Segment Start: Data shown

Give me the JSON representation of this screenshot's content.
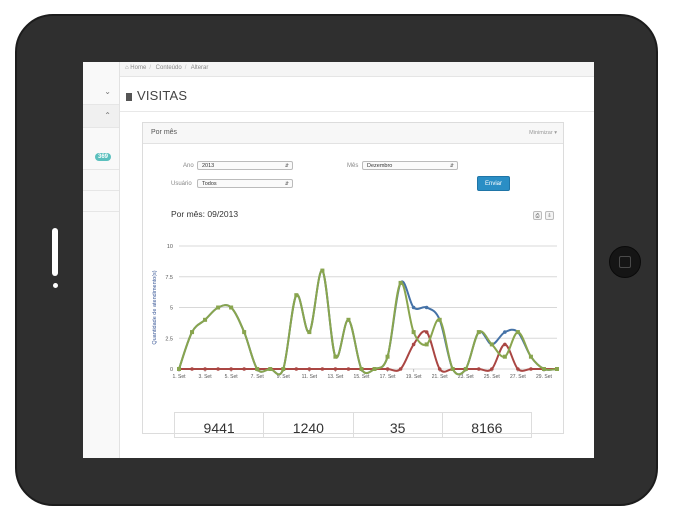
{
  "breadcrumb": {
    "items": [
      "Home",
      "Conteúdo",
      "Alterar"
    ]
  },
  "page": {
    "title": "VISITAS"
  },
  "sidebar": {
    "badge": "369"
  },
  "panel": {
    "title": "Por mês",
    "minimize_label": "Minimizar"
  },
  "form": {
    "ano_label": "Ano",
    "ano_value": "2013",
    "mes_label": "Mês",
    "mes_value": "Dezembro",
    "usuario_label": "Usuário",
    "usuario_value": "Todos",
    "submit_label": "Enviar"
  },
  "chart_data": {
    "type": "line",
    "title": "Por mês: 09/2013",
    "ylabel": "Quantidade de atendimento(s)",
    "xlabel": "",
    "ylim": [
      0,
      10
    ],
    "yticks": [
      0,
      2.5,
      5,
      7.5,
      10
    ],
    "x": [
      1,
      2,
      3,
      4,
      5,
      6,
      7,
      8,
      9,
      10,
      11,
      12,
      13,
      14,
      15,
      16,
      17,
      18,
      19,
      20,
      21,
      22,
      23,
      24,
      25,
      26,
      27,
      28,
      29,
      30
    ],
    "x_tick_labels": [
      "1. Set",
      "3. Set",
      "5. Set",
      "7. Set",
      "9. Set",
      "11. Set",
      "13. Set",
      "15. Set",
      "17. Set",
      "19. Set",
      "21. Set",
      "23. Set",
      "25. Set",
      "27. Set",
      "29. Set"
    ],
    "grid": true,
    "series": [
      {
        "color": "#4572a7",
        "values": [
          0,
          3,
          4,
          5,
          5,
          3,
          0,
          0,
          0,
          6,
          3,
          8,
          1,
          4,
          0,
          0,
          1,
          7,
          5,
          5,
          4,
          0,
          0,
          3,
          2,
          3,
          3,
          1,
          0,
          0
        ]
      },
      {
        "color": "#aa4643",
        "values": [
          0,
          0,
          0,
          0,
          0,
          0,
          0,
          0,
          0,
          0,
          0,
          0,
          0,
          0,
          0,
          0,
          0,
          0,
          2,
          3,
          0,
          0,
          0,
          0,
          0,
          2,
          0,
          0,
          0,
          0
        ]
      },
      {
        "color": "#89a54e",
        "values": [
          0,
          3,
          4,
          5,
          5,
          3,
          0,
          0,
          0,
          6,
          3,
          8,
          1,
          4,
          0,
          0,
          1,
          7,
          3,
          2,
          4,
          0,
          0,
          3,
          2,
          1,
          3,
          1,
          0,
          0
        ]
      }
    ]
  },
  "stats": [
    "9441",
    "1240",
    "35",
    "8166"
  ]
}
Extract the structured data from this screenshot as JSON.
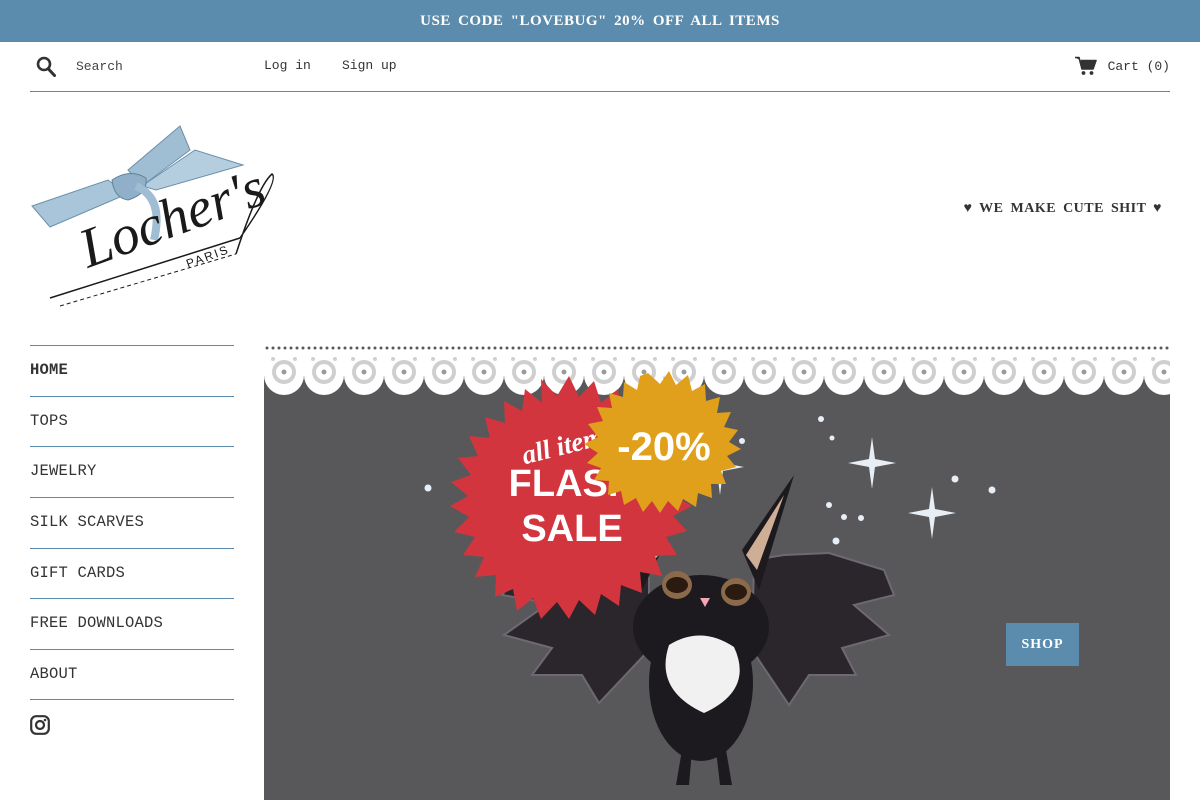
{
  "announcement": "USE CODE \"LOVEBUG\" 20% OFF ALL ITEMS",
  "header": {
    "search_placeholder": "Search",
    "login": "Log in",
    "signup": "Sign up",
    "cart": "Cart (0)"
  },
  "logo": {
    "script": "Locher's",
    "sub": "PARIS"
  },
  "tagline": "♥ WE MAKE CUTE SHIT ♥",
  "nav": {
    "items": [
      {
        "label": "HOME"
      },
      {
        "label": "TOPS"
      },
      {
        "label": "JEWELRY"
      },
      {
        "label": "SILK SCARVES"
      },
      {
        "label": "GIFT CARDS"
      },
      {
        "label": "FREE DOWNLOADS"
      },
      {
        "label": "ABOUT"
      }
    ]
  },
  "hero": {
    "badge_line1": "all items",
    "badge_line2": "FLASH",
    "badge_line3": "SALE",
    "discount": "-20%",
    "shop_button": "SHOP"
  },
  "colors": {
    "accent": "#5b8cae",
    "sale_red": "#d2353d",
    "discount_gold": "#e0a01c",
    "fabric": "#58585a"
  }
}
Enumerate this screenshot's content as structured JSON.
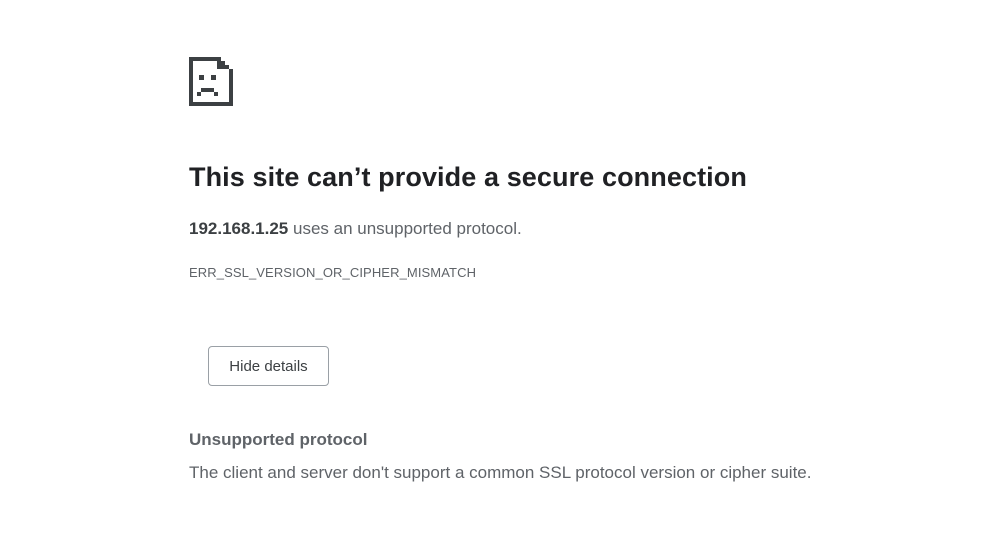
{
  "error_page": {
    "icon": "sad-document-icon",
    "heading": "This site can’t provide a secure connection",
    "summary": {
      "host": "192.168.1.25",
      "message": " uses an unsupported protocol."
    },
    "error_code": "ERR_SSL_VERSION_OR_CIPHER_MISMATCH",
    "details_button_label": "Hide details",
    "details": {
      "title": "Unsupported protocol",
      "body": "The client and server don't support a common SSL protocol version or cipher suite."
    }
  },
  "colors": {
    "heading": "#202124",
    "body_text": "#5f6368",
    "button_border": "#9aa0a6",
    "icon": "#3c4043"
  }
}
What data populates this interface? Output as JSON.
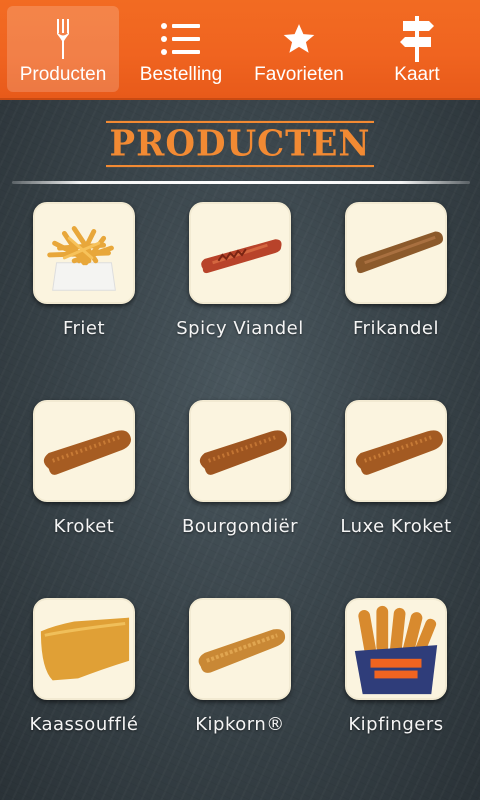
{
  "nav": {
    "tabs": [
      {
        "label": "Producten",
        "icon": "fork-icon",
        "active": true
      },
      {
        "label": "Bestelling",
        "icon": "list-icon",
        "active": false
      },
      {
        "label": "Favorieten",
        "icon": "star-icon",
        "active": false
      },
      {
        "label": "Kaart",
        "icon": "signpost-icon",
        "active": false
      }
    ]
  },
  "page": {
    "title": "PRODUCTEN"
  },
  "products": [
    {
      "name": "Friet",
      "image": "fries"
    },
    {
      "name": "Spicy Viandel",
      "image": "spicy-viandel"
    },
    {
      "name": "Frikandel",
      "image": "frikandel"
    },
    {
      "name": "Kroket",
      "image": "kroket"
    },
    {
      "name": "Bourgondiër",
      "image": "kroket"
    },
    {
      "name": "Luxe Kroket",
      "image": "kroket"
    },
    {
      "name": "Kaassoufflé",
      "image": "kaassouffle"
    },
    {
      "name": "Kipkorn®",
      "image": "kipkorn"
    },
    {
      "name": "Kipfingers",
      "image": "kipfingers"
    }
  ],
  "colors": {
    "accent": "#f06420",
    "title": "#f28a33",
    "board": "#3a454b"
  }
}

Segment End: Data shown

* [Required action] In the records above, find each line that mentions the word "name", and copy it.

* [Final answer]
      "name": "Friet",
      "name": "Spicy Viandel",
      "name": "Frikandel",
      "name": "Kroket",
      "name": "Bourgondiër",
      "name": "Luxe Kroket",
      "name": "Kaassoufflé",
      "name": "Kipkorn®",
      "name": "Kipfingers",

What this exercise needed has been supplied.